"The service was nice this evening. I suppose it is Christmas, now, isn't it."
"Not properly, until you wake up," he chuckled, his lips teasing, from her neck, to her shoulder.
She laughed in response. "Don't pretend to be so proper now, darling."
"I wouldn't dare."
He gave an affectionate squeeze, and she smiled, her head nestling back under his chin.
"I'm glad to hear it." Silence fell again, bathing them in its comfort. Her hands ran back and forth along his arms around her waist, a gesture that soothed her, until her voice came softly once more. "Isn't it funny, to think that all of it... the gifts, and the tree, and the pudding and cards and the rest... is to celebrate the birth of a baby boy."
Behind her, he blinked. "Well, the... the Son of God, yes."

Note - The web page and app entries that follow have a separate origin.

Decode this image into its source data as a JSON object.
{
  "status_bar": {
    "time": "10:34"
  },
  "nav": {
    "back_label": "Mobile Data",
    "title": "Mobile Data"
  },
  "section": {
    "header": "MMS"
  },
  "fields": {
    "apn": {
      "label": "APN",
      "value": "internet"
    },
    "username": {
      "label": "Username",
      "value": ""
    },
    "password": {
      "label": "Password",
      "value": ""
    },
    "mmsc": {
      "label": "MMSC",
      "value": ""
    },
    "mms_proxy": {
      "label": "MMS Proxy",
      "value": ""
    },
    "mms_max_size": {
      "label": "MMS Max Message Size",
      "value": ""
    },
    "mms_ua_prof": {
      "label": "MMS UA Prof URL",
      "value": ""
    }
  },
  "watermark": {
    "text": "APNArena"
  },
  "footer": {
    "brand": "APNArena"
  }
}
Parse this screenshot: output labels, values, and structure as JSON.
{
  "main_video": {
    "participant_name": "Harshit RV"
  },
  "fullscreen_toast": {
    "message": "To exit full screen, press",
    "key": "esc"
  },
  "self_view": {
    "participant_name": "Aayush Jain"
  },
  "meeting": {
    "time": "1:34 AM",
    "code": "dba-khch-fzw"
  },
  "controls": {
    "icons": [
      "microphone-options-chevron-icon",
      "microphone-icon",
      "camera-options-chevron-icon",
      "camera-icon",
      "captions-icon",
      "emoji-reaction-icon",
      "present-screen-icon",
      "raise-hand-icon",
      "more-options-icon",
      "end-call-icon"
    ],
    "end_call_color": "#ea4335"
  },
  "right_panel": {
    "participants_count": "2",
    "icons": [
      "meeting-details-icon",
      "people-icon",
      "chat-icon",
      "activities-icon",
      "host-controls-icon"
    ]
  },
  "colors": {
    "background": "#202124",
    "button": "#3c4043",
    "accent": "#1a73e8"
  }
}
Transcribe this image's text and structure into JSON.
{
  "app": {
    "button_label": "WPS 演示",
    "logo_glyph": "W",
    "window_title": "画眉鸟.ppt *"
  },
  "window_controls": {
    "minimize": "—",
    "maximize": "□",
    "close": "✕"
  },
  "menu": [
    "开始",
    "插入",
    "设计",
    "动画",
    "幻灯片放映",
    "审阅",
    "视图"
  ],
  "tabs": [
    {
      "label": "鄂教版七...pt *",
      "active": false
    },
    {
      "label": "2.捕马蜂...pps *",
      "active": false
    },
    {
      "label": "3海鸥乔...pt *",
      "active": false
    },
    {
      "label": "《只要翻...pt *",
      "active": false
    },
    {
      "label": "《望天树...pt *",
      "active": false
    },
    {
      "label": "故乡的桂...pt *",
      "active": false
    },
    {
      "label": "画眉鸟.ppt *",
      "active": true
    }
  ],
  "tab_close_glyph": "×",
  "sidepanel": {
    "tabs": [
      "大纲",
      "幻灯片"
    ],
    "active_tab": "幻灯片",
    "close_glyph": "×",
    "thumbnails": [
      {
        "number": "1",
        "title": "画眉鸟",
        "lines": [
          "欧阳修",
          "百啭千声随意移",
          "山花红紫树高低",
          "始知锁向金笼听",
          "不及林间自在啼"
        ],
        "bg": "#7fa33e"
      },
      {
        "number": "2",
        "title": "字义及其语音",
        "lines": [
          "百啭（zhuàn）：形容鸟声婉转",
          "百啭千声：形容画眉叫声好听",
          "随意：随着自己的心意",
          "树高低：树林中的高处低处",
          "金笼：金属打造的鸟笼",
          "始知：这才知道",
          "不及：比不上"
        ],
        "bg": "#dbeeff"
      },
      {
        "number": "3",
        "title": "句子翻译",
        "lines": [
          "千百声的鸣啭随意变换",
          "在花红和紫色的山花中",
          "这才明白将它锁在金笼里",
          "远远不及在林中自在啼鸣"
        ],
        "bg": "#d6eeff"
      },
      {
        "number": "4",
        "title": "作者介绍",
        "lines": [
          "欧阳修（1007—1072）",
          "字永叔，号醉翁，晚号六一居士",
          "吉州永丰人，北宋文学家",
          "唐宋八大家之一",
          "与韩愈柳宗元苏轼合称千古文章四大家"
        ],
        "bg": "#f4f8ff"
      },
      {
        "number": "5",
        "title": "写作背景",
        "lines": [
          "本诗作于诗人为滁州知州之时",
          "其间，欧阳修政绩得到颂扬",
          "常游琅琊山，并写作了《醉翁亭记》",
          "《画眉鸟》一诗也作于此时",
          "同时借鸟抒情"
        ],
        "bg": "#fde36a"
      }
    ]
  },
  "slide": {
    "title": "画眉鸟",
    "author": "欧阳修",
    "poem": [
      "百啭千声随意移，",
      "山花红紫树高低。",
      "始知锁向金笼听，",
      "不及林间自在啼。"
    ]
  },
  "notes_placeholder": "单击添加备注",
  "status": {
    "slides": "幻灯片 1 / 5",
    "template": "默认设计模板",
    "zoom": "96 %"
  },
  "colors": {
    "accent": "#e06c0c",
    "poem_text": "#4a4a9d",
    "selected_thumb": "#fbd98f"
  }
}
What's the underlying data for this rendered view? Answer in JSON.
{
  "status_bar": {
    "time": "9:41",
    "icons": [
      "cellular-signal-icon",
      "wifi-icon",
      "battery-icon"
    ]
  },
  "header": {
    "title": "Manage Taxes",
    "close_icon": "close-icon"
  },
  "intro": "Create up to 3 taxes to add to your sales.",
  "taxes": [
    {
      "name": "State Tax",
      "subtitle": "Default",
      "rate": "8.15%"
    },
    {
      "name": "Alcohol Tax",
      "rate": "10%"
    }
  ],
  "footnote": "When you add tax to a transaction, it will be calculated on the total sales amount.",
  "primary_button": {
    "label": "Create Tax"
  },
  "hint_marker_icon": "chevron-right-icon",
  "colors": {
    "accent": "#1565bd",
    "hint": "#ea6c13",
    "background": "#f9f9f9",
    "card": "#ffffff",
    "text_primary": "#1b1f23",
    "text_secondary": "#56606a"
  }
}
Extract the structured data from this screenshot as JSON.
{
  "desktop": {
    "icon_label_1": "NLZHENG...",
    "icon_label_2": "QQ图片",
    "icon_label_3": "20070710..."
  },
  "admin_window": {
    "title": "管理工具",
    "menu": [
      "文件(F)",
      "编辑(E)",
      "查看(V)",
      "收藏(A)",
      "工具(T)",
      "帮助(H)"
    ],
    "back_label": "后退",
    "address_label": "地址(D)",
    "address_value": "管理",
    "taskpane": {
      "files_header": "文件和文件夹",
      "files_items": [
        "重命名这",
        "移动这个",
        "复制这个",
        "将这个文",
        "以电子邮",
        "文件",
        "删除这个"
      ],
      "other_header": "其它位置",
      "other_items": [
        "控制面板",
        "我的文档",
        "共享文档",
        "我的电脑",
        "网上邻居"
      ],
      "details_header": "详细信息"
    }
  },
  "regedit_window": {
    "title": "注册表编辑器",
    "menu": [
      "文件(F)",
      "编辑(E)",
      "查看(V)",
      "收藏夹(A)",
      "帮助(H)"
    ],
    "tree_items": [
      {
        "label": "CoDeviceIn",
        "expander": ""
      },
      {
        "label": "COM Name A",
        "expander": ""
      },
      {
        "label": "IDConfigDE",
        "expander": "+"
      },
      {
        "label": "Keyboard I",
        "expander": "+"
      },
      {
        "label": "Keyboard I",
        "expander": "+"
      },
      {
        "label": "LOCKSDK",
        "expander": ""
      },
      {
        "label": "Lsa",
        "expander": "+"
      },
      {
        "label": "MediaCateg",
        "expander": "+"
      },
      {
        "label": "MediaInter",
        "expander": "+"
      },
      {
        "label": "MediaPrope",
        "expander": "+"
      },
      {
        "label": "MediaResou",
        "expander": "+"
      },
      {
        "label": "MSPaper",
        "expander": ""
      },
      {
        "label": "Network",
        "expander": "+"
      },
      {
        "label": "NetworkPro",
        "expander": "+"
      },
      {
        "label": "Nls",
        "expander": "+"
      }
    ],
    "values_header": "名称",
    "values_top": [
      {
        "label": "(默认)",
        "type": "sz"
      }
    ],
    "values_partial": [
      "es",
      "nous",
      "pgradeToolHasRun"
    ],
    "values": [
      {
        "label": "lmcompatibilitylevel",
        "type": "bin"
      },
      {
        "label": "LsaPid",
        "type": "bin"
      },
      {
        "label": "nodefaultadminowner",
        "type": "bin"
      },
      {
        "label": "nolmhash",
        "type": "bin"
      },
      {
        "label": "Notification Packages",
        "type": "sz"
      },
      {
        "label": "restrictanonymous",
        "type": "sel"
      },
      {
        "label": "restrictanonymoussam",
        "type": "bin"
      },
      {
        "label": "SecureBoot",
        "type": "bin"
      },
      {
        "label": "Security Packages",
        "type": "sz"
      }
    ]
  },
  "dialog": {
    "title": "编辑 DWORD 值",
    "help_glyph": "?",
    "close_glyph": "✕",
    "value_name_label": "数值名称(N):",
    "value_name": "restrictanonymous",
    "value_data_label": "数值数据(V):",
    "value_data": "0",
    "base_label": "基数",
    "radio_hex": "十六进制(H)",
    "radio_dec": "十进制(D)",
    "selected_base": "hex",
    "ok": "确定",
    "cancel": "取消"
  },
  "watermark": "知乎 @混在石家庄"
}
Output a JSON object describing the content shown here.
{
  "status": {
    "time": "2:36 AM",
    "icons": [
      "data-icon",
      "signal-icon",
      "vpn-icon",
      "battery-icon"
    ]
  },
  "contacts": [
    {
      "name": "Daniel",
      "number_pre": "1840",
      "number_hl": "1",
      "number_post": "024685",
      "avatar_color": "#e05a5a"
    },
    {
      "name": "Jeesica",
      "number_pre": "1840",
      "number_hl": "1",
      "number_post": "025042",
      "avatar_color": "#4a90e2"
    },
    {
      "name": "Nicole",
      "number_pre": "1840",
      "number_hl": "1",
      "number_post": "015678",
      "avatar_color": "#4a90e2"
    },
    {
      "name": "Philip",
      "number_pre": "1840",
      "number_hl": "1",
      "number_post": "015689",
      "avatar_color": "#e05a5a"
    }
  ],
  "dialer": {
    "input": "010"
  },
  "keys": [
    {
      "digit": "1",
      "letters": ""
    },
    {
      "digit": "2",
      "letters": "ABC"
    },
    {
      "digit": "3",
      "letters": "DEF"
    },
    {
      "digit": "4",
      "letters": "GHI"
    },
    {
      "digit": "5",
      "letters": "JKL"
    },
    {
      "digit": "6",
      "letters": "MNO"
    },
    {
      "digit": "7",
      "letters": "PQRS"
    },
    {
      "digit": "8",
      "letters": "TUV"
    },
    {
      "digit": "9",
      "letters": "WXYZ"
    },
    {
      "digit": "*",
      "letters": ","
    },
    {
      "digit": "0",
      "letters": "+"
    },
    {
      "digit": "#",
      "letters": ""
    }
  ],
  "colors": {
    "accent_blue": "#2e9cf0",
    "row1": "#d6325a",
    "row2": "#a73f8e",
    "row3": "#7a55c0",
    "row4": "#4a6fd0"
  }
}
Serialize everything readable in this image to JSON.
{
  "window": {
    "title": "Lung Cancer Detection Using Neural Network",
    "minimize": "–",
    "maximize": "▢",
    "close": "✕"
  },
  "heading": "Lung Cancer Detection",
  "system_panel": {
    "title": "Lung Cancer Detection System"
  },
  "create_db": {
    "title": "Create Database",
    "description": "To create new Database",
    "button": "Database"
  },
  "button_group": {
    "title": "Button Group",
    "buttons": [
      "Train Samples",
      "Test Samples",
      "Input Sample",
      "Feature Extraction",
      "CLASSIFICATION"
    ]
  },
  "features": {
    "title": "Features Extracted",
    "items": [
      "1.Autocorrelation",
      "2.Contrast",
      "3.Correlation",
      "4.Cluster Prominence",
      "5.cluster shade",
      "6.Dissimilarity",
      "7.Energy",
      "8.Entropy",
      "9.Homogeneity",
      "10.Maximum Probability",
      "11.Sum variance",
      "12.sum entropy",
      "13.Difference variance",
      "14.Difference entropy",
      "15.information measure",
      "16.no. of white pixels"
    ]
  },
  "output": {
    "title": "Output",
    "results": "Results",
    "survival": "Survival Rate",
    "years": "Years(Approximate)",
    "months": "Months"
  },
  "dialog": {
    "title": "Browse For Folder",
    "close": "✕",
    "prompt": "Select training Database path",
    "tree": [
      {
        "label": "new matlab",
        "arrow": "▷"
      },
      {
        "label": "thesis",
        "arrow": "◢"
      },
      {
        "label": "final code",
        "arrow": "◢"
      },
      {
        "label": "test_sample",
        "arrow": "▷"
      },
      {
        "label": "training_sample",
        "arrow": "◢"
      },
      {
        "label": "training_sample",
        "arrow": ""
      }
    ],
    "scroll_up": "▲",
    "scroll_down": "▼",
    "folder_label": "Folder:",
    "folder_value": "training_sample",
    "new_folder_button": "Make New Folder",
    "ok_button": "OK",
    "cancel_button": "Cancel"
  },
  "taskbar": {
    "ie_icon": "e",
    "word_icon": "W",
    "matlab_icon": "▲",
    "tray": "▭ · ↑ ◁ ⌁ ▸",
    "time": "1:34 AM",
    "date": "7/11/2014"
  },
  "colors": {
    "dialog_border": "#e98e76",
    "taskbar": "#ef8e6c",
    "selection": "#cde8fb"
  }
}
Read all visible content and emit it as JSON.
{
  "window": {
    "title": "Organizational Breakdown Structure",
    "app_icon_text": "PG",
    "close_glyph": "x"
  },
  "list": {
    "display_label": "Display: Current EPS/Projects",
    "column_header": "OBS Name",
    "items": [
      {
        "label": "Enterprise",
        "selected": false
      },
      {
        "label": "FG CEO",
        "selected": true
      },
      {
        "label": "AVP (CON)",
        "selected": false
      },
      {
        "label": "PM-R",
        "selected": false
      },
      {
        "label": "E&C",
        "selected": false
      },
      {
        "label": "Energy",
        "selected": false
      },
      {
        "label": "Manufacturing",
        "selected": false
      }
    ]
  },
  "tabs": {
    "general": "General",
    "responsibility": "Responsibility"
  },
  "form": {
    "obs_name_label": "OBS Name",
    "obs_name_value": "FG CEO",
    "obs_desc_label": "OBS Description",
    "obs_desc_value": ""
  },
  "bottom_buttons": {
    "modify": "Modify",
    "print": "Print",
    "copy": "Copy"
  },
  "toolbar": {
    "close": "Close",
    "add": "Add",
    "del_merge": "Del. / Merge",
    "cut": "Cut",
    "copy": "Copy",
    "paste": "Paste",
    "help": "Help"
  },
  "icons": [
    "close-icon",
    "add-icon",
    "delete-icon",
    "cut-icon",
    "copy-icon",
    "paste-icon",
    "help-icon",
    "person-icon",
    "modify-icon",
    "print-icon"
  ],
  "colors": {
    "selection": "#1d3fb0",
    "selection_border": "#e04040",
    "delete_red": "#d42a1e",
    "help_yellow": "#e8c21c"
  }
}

She patted his arm, and he sensed in it her gentle apology. Sadness weighed down his heart as he shook his head with a sigh, feeling her tense against admitting what she truly meant. He squeezed her again, kissed her temple, and brought his lips close to her ear.
"Christmas is about miracles, as well... Try to have faith, darling - we know it will happen."
"Do we?" Her sudden laugh was harsh, and bitter. "You've always been better at that than I have. Perhaps this is my punishment."
"Mary..." He brought her to face him, and was stricken to see the path of tears that stained her cheeks. His thumb brushed them tenderly away, as more began to fall. "Please don't say things like that. There isn't anything medically standing in the way, now, we know that-"
"There hasn't been for three months, and still there's no sign of-"
"Three months, and Doctor Ryder said that within six you'd be pregnant. We need just a little more patience, my darling."
Tearfully, she laughed. "I'm afraid I'm not very good at that, either."
"I think you're better at it than you think you are," he smiled, before kissing away each of her tears. "After all, you've only asked twice since dinner what gift I've bought for you..."
"Matthew!" Her smack to his midriff was fond as he pulled her into a tighter embrace. They swayed together in the moonlight, laughter muffled where they clung to each other.
"I'm sorry, I don't mean to make light of it," he assured softly, stroking back a fallen lock of hair that framed her face. "I'm not - God knows how desperately I want us to have a child, and how I've been praying for it as much as you have wished it. But talking of patience... do you know I began to dream of celebrating Christmas with you as my wife eight years ago?"
"You weren't the only one to ever dream of that, darling." Her smile pierced his heart, warming him with pleasure as her fingertips played along the lapels of his dressing gown. "And now here we are!"
"Here we are." He kissed her, softly, his lips lingering against hers as shaky breaths drew. "And I couldn't possibly be happier. I mean it, Mary. You make me the happiest man alive."
Her fingers laced through his hair as she kissed him in thanks. "You'll give me a terribly big head with such flattery... but you know that I'm quite as happy, too."
"I'm glad," he smiled against her lips, kissing their corner as he lay a delicate, feathering trail to her jaw. "And however much I hate to have to wait for us to have a baby, I know it will happen - and I can bear the wait, with you. Let's be happy, darling, for Christmas."
Her neck arched elegantly to allow the path of his kisses, and she shivered as she felt the warm press of his body.
"You do have some good ideas, Mr. Crawley," she purred, tingling with the heat of his breath. "It is Christmas, after all. And like you said... I suppose miracles can happen."
He looked up briefly, his eyes meeting hers in the flash of understanding that they would try not to hope, not too much, as they had come to every time they made love - that this might be the time, surely now - but it couldn't be suppressed; felt and murmured in every touch and reverberating in every gasp and cry that echoed into the shadows of their bedroom.
And a little over a month later, Doctor Clarkson's longed-for confirmation was more precious to receive than any other of their Christmas gifts had been.
A/N: There we go. Thank you ever so much for reading - just a little holiday fluff, I know. :) I hope you enjoyed it, and of course would love to know what you thought!
Happy Holidays to you all, and here's to Matthew and Lady Mary Crawley. :)